All political opposition must also be extinguished.
The party currently faces two kinds of opposition: one is domestic. And while domestic opposition refuses to die completely, the strategy of elimination of that opposition is the elimination of it having any access to any public space. It also involves creating a social credit system, which is already operating in the West in a manner that differs in no significant way from what the CCP.
The centerpiece of domestic opposition is simply calling out the stupidity of the ideas that enrich and empower the present ruling elite. It may take the form of learned lectures, tomes etc., or comedy (Steven Crowder and Co. for example). This may not succeed in the short or even medium term, and it may well mean struggling to find places to express one’s point of view, or even earning a living – but it least one can retain one’s sanity, and one’s soul.
The second opposition is geo-political. And any success the contemporary anti-democratic elites in the West have is pyrrhic in so far as they lack the numbers, not to mention sheer wherewithal, to deal with those enemies – especially the Chinese, pan-Islamists and aspirational geo-political hegemons among the Islamic nations – who not only view the world the West is making with disgust and disdain, but find before them all manner of opportunities for exploiting the tensions generated by identity politics that have empowered the contemporary Western elite – especially the racial tensions which presently devour the world’s former hegemon.

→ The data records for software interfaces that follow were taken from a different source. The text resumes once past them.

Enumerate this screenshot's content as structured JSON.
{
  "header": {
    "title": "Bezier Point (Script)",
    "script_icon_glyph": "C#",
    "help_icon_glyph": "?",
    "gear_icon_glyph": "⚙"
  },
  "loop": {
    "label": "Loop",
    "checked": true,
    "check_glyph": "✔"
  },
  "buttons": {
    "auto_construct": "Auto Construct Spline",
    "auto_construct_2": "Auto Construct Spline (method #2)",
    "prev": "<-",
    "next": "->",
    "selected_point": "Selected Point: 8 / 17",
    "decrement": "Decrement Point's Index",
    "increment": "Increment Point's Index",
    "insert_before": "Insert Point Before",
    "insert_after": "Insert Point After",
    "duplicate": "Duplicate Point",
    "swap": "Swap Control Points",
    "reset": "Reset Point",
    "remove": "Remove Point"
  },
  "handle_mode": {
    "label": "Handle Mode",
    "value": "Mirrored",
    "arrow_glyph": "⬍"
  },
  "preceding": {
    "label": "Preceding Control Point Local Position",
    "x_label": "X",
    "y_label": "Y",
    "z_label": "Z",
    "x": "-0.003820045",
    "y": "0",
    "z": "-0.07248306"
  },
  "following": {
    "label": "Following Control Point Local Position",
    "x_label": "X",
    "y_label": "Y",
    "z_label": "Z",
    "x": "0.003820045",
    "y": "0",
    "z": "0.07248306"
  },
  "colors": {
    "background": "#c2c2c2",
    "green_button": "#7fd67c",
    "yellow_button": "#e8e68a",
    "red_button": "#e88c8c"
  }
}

For those in the West who would rather retrieve the virtues of the West, this opposition gives no consolation. We are now living in a time where consolation is in short supply. All we can do, is do what each of us must – and that is simply be part of a great refusal to be part of what is openly and widely touted as “the great reset.” And pray.

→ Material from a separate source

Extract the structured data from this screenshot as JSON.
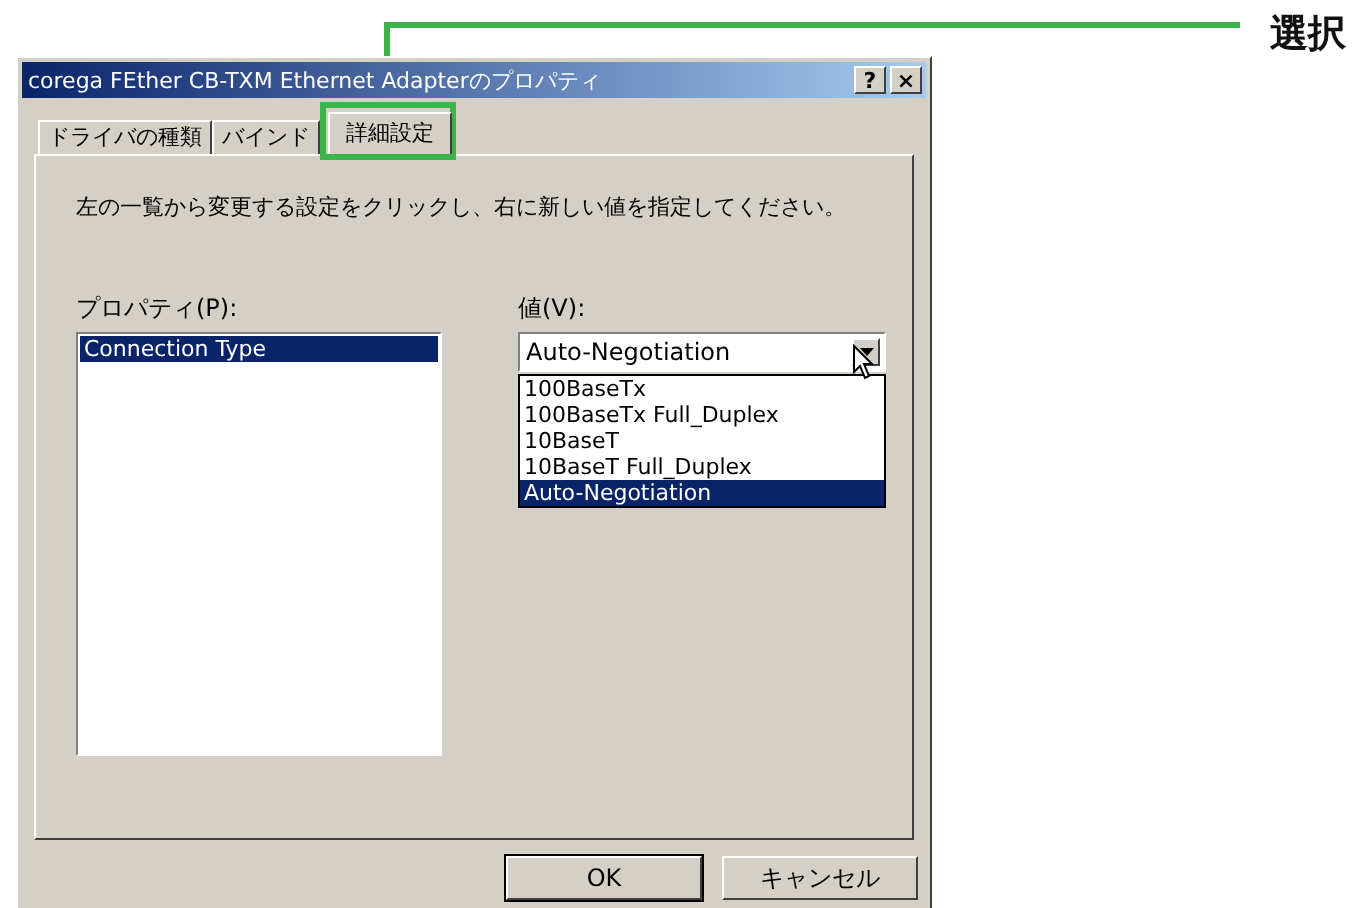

Wayne Cristaudo is a philosopher, author, and educator, who has published over a dozen books.
The featured image shows, “Perfect Garden,” by Pawel Kuczynski; painted in 2017.